Donald Solomon, the ex-chief of East Washington Borough, extorted money in exchange for protecting fake drug transactions staged by the FBI, and he made threats against a politician and a former girlfriend, the latter resulting in a drive-by shooting that damaged a car, authorities said.
The 56-year-old Solomon and his attorney declined to comment after the plea, but U. S. Attorney David Hickton called Solomon's actions "stark and brazen criminal conduct" that violated both laws and ethics.
"This is a very important case. It has everything," Hickton said. "It's a public corruption case involving a person of high public trust who said, 'I'm the best cop money can buy.'" According to a grand jury indictment, that's how Solomon referred to himself to an FBI informant posing as a drug dealer.
Solomon faces up to 20 years in prison when he's sentenced May 3 on the three counts of extortion.
Solomon began meeting with the FBI informant in July 2011 and discussed plans to protect the drug deals, the indictment said.
A month later, Solomon sat inside his police cruiser—in uniform and on duty—and watched a multi-kilogram cocaine sale take place in the parking lot of the First Christian Church in East Washington. He accepted $2,500 for that protection— not realizing the deal was a ruse by authorities—and agreed to protect future drug shipments. All told, Solomon was paid $8,800 for protection and for procuring the stun guns.
Solomon also told an undercover FBI agent that a local councilman "needs to be eliminated" and said he was protecting the drug shipments because he needed the money. He also discussed wanting to make an ex-girlfriend "disappear" and stuffing her in a body bag.
Solomon was hired as chief in October 2010 after serving as a part-time officer for 20 years.

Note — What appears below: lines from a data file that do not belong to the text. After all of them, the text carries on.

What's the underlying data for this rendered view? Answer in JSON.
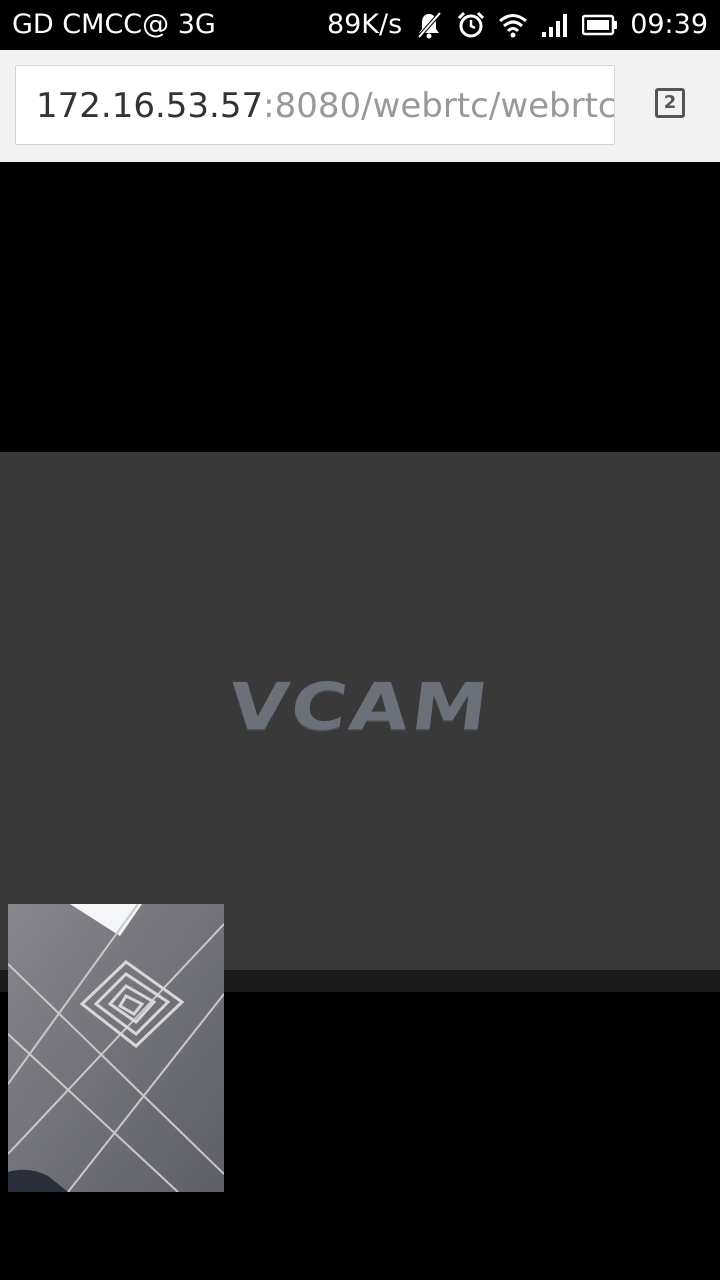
{
  "status_bar": {
    "carrier": "GD CMCC@ 3G",
    "net_speed": "89K/s",
    "time": "09:39",
    "icons": [
      "notifications-muted-icon",
      "alarm-icon",
      "wifi-icon",
      "signal-icon",
      "battery-icon"
    ]
  },
  "browser": {
    "url_host": "172.16.53.57",
    "url_path": ":8080/webrtc/webrtc",
    "tab_count": "2"
  },
  "video": {
    "remote_watermark": "VCAM"
  }
}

Other details about Solomon's case emerged in October when 41-year-old Timothy D. Johnson, of Washington, Pa., pleaded guilty to illegally possessing silencers and machine guns—one of which Johnson acknowledged using to shoot up the car of another man at Solomon's request in April 2011. Johnson will be sentenced next month.
Johnson's attorney, Lee Markovitz, has said his client was living with the chief's ex-wife when Solomon asked Johnson to intimidate a man who once dated the chief's ex-girlfriend. The FBI has characterized the drive-by target as a drug dealer of whom Solomon was jealous.
Johnson "was asked by Don Solomon to actually go into the home and put a gun to somebody's head" but Johnson, instead, chose a less dangerous option of riddling the man's car with bullets during a drive-by shooting, Markovitz said.
After his arrest in 2011, Solomon initially went back to live with his ex-wife as a condition of his pretrial release, but a federal magistrate allowed him to be confined to another home after she refused to feed him, court records show.
Council in the tiny borough 30 miles southwest of Pittsburgh voted to fire Solomon in November 2011, a month after a grand jury indicted him. Borough solicitor Dennis Makel said Friday, however, that the vote to fire Solomon might not have followed proper procedures, so the council will again vote on it this month.
"I'm still shocked at what I heard today," Makel said. "I think it's pretty nefarious."
Solomon can remain free on bond at home and hold a job until he is sentenced, but must abide by an 11 p.m. to 6 a.m. curfew.